▸ **Required action**: Count up the lines of the data below that contain the string "title", then give only the total.

......

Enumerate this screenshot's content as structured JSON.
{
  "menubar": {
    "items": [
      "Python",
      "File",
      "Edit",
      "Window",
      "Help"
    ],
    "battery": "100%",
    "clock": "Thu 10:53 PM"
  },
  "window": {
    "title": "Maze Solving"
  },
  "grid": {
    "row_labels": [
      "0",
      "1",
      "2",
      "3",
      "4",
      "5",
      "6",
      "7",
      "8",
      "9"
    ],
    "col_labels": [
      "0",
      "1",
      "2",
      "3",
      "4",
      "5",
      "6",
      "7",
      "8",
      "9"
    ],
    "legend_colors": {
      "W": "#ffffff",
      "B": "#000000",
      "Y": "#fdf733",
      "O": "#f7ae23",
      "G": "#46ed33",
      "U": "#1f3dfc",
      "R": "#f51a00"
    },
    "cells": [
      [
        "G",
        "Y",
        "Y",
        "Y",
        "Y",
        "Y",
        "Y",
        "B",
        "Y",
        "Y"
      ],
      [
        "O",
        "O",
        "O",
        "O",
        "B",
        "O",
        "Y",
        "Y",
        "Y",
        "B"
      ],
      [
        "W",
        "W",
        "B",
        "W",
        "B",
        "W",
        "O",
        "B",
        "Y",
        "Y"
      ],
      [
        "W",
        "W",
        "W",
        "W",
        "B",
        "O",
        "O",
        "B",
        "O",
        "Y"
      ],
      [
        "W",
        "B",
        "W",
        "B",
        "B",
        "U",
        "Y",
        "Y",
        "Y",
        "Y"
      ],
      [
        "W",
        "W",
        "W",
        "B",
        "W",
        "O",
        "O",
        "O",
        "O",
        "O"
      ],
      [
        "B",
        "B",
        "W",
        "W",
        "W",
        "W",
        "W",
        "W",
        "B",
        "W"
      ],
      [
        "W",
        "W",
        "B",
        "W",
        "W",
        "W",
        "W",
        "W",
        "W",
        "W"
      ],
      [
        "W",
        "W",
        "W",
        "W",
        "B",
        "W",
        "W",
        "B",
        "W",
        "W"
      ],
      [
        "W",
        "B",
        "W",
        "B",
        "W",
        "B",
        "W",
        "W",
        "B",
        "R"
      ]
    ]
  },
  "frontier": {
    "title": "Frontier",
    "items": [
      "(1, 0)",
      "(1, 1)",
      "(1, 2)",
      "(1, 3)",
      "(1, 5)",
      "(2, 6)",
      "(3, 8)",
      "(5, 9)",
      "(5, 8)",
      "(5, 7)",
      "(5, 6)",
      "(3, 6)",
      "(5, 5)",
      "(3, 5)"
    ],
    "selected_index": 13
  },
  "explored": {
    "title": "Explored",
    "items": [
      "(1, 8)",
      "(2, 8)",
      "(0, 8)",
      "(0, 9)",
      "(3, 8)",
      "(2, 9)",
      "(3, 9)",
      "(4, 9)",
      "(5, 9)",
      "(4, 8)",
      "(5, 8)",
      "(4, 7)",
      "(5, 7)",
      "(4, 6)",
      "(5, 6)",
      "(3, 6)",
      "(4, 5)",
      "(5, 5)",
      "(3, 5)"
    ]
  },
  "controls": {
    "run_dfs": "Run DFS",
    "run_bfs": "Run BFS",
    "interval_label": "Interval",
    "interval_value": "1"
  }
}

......

▸ **Result**: 3